Caglayan is indicted in the case. The indictment describes his alleged role in the gold-transfer scheme and in another scheme in which he and other Turkish government officials supposedly approved of and directed the movement of Iranian oil proceeds by claiming they were in connection with the sale of food and medicine to Iran from Dubai.
Erdogan has called on American authorities to "review" the decision to indict Caglayan, saying the former minister had not engaged in any wrongdoing because Turkey had not imposed sanctions on Iran, an important trade partner.
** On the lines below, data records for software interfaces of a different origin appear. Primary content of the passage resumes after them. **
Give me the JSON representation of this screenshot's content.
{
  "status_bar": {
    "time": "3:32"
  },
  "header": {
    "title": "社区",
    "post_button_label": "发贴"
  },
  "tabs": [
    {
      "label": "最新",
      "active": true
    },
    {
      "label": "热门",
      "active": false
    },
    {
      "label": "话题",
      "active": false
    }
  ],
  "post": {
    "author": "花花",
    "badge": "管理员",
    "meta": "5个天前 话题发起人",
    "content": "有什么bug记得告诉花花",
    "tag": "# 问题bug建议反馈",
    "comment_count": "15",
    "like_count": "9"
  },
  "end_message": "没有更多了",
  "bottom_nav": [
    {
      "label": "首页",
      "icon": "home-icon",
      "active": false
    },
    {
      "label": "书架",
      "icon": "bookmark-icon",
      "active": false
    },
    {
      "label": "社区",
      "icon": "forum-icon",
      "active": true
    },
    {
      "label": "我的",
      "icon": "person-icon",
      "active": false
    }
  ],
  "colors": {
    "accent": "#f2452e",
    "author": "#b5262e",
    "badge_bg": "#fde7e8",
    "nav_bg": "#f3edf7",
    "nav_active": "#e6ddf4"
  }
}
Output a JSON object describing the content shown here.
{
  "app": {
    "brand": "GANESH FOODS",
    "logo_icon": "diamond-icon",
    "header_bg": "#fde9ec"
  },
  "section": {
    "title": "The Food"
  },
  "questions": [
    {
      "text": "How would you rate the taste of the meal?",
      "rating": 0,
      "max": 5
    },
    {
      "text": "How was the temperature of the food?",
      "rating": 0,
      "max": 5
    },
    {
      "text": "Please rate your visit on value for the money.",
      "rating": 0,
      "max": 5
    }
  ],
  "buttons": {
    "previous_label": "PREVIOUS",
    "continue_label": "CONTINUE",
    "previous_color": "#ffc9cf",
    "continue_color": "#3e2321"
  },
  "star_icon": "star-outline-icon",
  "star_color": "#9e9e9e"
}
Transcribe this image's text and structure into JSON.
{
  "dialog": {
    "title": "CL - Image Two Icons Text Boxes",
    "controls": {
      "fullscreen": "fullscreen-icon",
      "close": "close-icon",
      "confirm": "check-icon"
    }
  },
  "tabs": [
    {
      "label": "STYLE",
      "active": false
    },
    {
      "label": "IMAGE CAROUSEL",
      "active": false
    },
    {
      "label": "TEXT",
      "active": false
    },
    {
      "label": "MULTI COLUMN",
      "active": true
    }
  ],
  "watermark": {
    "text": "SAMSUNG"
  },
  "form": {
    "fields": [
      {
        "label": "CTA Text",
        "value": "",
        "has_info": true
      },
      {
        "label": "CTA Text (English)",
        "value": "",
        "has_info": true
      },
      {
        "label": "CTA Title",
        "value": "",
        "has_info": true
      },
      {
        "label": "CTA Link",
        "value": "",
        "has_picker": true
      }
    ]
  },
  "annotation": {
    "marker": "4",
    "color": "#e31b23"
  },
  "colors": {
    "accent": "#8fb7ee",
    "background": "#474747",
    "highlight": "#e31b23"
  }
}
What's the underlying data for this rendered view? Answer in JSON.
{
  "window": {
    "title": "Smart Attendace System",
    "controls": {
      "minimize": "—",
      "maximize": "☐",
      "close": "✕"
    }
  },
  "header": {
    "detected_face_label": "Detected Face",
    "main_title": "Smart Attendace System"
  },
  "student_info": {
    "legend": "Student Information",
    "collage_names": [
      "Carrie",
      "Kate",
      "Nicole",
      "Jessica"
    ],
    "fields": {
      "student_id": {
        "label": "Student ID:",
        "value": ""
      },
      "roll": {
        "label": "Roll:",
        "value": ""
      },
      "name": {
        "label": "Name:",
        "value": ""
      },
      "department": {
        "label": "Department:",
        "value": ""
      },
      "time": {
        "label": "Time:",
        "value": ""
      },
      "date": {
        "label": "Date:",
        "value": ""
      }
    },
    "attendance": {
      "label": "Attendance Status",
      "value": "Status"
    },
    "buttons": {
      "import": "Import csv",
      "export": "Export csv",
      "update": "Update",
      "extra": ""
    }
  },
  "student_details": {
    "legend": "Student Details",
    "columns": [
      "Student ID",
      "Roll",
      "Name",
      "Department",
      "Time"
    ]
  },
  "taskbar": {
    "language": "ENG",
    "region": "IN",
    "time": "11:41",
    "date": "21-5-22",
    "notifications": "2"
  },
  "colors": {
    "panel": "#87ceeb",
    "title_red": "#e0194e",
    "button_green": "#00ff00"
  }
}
Zarrab took the stand wearing tan scrubs a month after pleading guilty to seven crimes, including conspiracy, violating U.S. sanctions, bank fraud, money laundering and paying a bribe to a prison guard to get alcohol and the use of a cellphone.
Atilla, a 47-year-old former deputy CEO of Halkbank, has pleaded not guilty. A lawyer for Atilla attacked Zarrab's credibility Tuesday during opening statements, saying the trial is about Zarrab's crimes.
As he testified, Zarrab described his 2016 arrest as he arrived in the U.S. for a trip to Disney World with his wife and daughter.
He said he initially lied to U.S. authorities when he was confronted with crimes.
"I did not know what I was facing and after a long trip I was shocked and I couldn't give the right answers," Zarrab said. "I was afraid."
The prosecution in Manhattan has been major news in Turkey, where Erdogan has repeatedly asked the U.S. to release Zarrab.
Turkey's deputy prime minister recently said Zarrab was a "hostage" being forced to testify against Turkey's government.